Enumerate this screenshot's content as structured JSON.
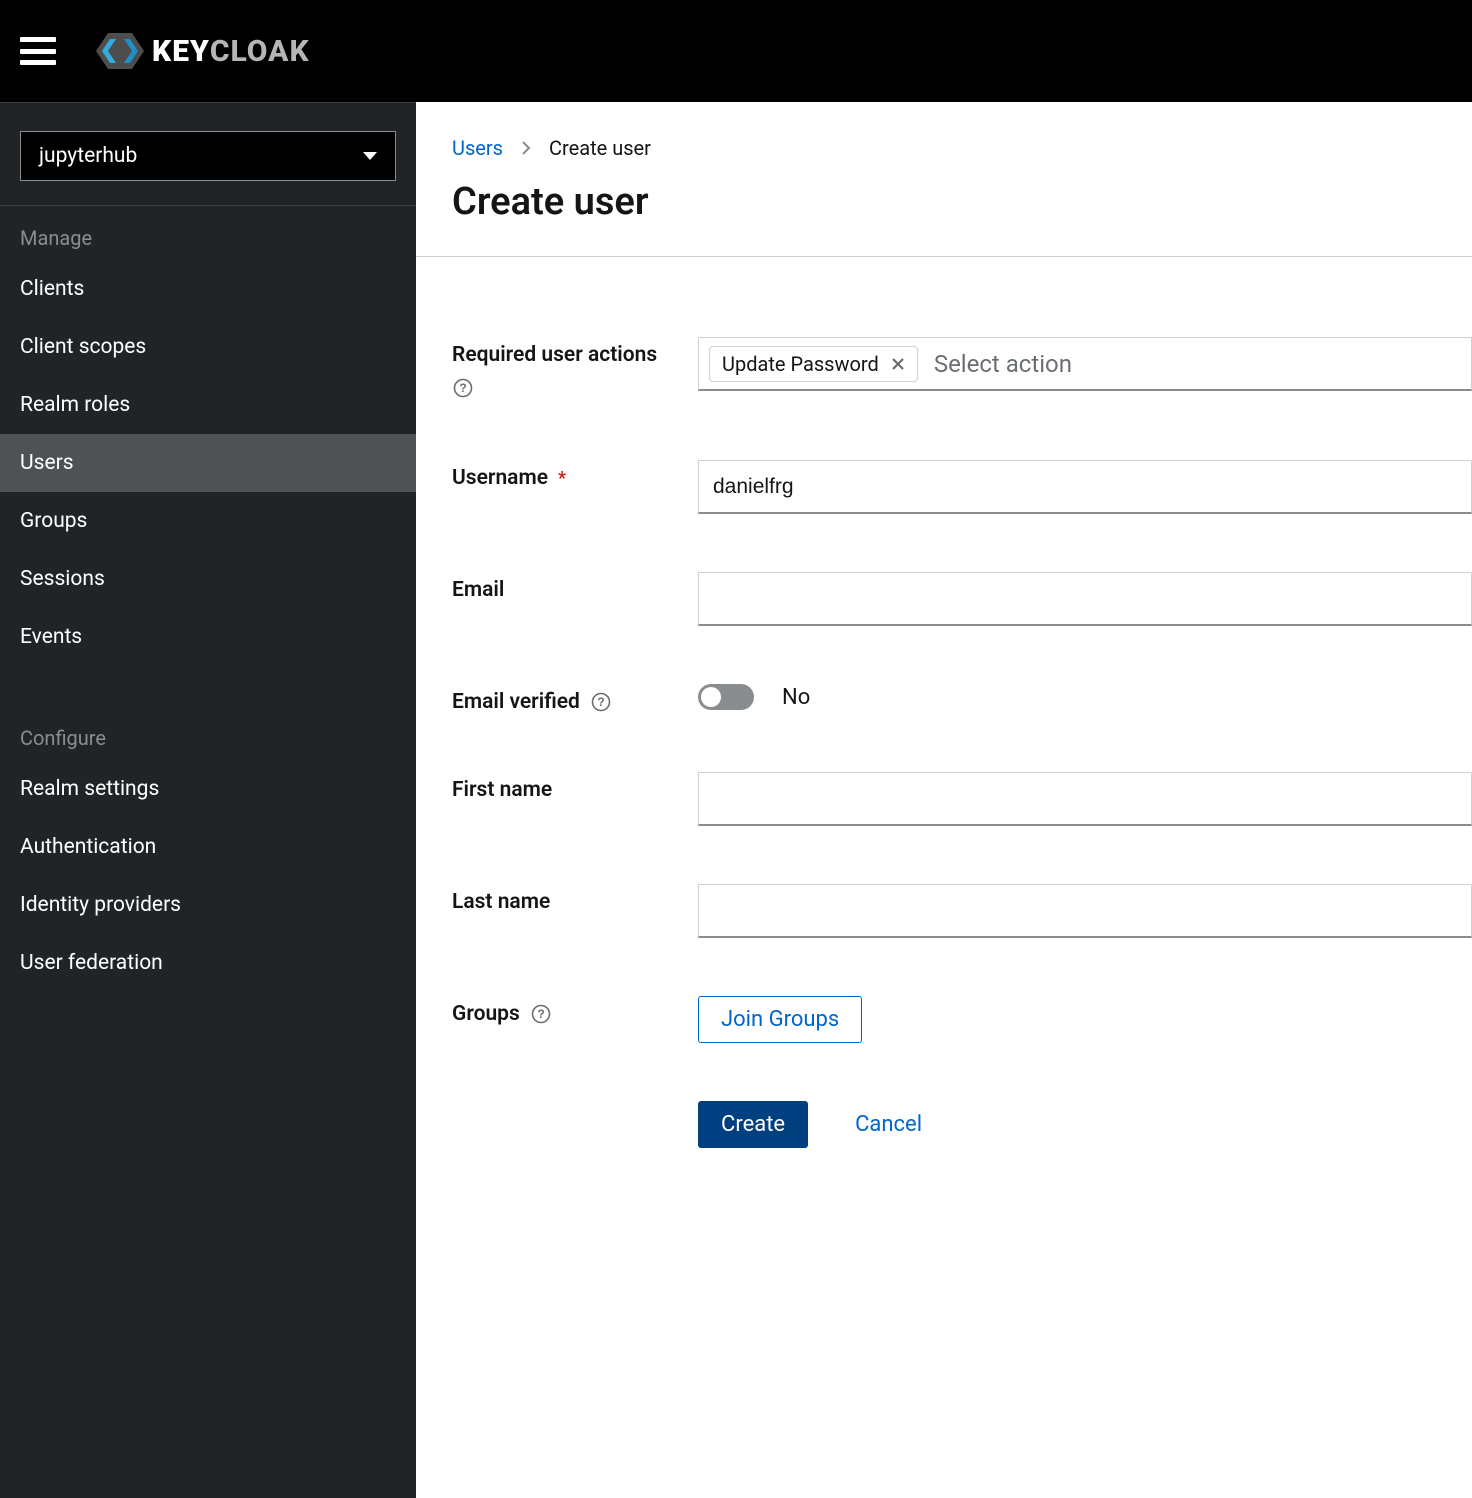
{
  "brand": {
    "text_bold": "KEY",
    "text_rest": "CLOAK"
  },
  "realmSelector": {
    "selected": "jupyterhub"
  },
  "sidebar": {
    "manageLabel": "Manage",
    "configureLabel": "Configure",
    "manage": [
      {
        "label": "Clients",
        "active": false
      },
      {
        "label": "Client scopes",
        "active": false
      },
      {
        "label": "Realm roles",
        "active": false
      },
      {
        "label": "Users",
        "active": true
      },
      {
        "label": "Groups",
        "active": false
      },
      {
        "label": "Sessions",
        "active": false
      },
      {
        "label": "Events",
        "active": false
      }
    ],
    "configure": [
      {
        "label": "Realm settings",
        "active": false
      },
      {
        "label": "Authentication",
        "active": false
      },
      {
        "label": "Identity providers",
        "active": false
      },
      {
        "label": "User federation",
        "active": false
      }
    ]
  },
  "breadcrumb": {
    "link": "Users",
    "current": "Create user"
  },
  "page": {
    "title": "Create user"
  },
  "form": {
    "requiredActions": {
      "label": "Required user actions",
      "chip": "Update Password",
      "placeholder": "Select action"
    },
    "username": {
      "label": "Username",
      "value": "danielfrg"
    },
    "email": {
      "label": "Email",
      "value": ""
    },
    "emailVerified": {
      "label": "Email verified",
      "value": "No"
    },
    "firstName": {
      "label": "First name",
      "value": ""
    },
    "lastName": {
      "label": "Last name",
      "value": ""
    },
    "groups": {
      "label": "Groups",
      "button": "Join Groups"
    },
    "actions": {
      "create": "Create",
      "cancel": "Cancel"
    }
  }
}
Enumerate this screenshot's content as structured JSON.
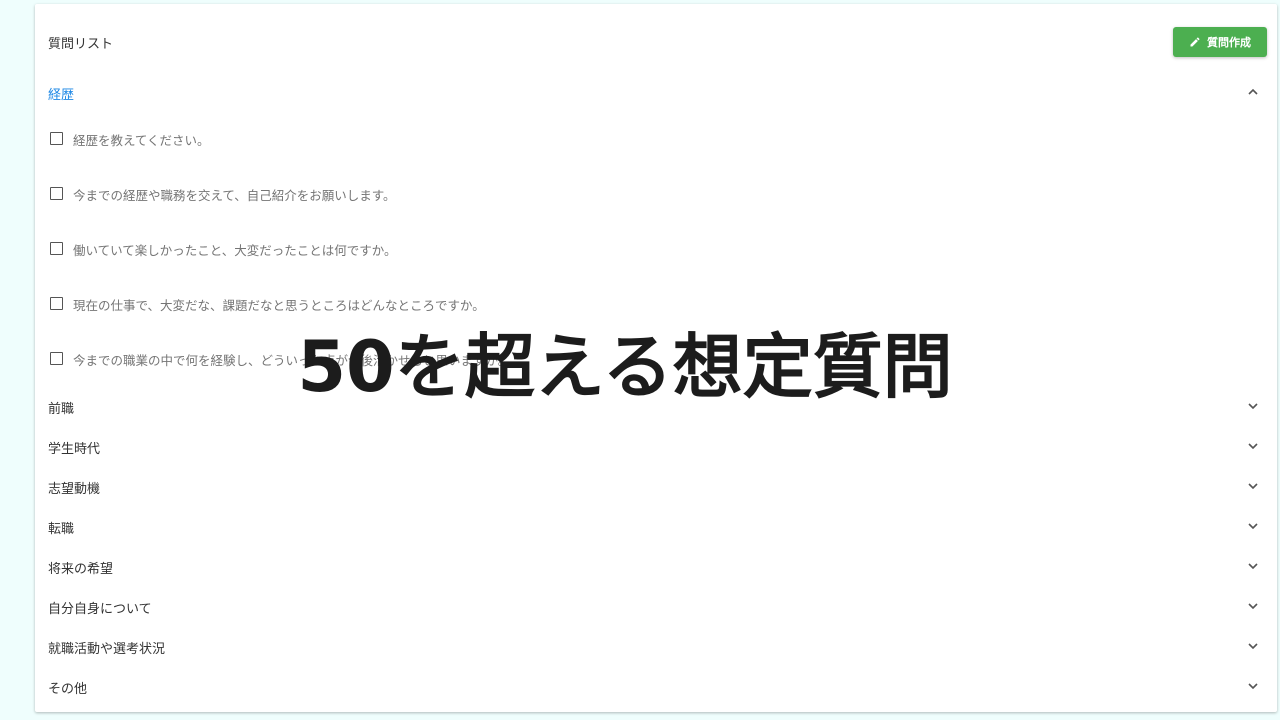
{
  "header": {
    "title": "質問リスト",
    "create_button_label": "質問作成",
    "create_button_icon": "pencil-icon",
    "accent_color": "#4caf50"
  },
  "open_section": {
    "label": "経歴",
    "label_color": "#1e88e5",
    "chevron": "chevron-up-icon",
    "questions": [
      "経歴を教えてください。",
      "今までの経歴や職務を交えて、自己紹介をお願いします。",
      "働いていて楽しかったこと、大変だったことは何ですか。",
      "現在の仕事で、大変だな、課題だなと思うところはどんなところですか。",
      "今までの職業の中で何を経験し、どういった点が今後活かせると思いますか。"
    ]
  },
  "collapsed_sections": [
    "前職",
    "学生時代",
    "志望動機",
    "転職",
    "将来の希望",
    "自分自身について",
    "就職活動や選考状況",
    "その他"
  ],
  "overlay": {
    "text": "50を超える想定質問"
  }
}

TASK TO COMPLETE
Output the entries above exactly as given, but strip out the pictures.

OUTPUT OF THE TASK
Enumerate this screenshot's content as structured JSON.
{
  "brand": {
    "text_bold": "KEY",
    "text_rest": "CLOAK"
  },
  "realmSelector": {
    "selected": "jupyterhub"
  },
  "sidebar": {
    "manageLabel": "Manage",
    "configureLabel": "Configure",
    "manage": [
      {
        "label": "Clients",
        "active": false
      },
      {
        "label": "Client scopes",
        "active": false
      },
      {
        "label": "Realm roles",
        "active": false
      },
      {
        "label": "Users",
        "active": true
      },
      {
        "label": "Groups",
        "active": false
      },
      {
        "label": "Sessions",
        "active": false
      },
      {
        "label": "Events",
        "active": false
      }
    ],
    "configure": [
      {
        "label": "Realm settings",
        "active": false
      },
      {
        "label": "Authentication",
        "active": false
      },
      {
        "label": "Identity providers",
        "active": false
      },
      {
        "label": "User federation",
        "active": false
      }
    ]
  },
  "breadcrumb": {
    "link": "Users",
    "current": "Create user"
  },
  "page": {
    "title": "Create user"
  },
  "form": {
    "requiredActions": {
      "label": "Required user actions",
      "chip": "Update Password",
      "placeholder": "Select action"
    },
    "username": {
      "label": "Username",
      "value": "danielfrg"
    },
    "email": {
      "label": "Email",
      "value": ""
    },
    "emailVerified": {
      "label": "Email verified",
      "value": "No"
    },
    "firstName": {
      "label": "First name",
      "value": ""
    },
    "lastName": {
      "label": "Last name",
      "value": ""
    },
    "groups": {
      "label": "Groups",
      "button": "Join Groups"
    },
    "actions": {
      "create": "Create",
      "cancel": "Cancel"
    }
  }
}
Enumerate this screenshot's content as structured JSON.
{
  "header": {
    "title": "質問リスト",
    "create_button_label": "質問作成",
    "create_button_icon": "pencil-icon",
    "accent_color": "#4caf50"
  },
  "open_section": {
    "label": "経歴",
    "label_color": "#1e88e5",
    "chevron": "chevron-up-icon",
    "questions": [
      "経歴を教えてください。",
      "今までの経歴や職務を交えて、自己紹介をお願いします。",
      "働いていて楽しかったこと、大変だったことは何ですか。",
      "現在の仕事で、大変だな、課題だなと思うところはどんなところですか。",
      "今までの職業の中で何を経験し、どういった点が今後活かせると思いますか。"
    ]
  },
  "collapsed_sections": [
    "前職",
    "学生時代",
    "志望動機",
    "転職",
    "将来の希望",
    "自分自身について",
    "就職活動や選考状況",
    "その他"
  ],
  "overlay": {
    "text": "50を超える想定質問"
  }
}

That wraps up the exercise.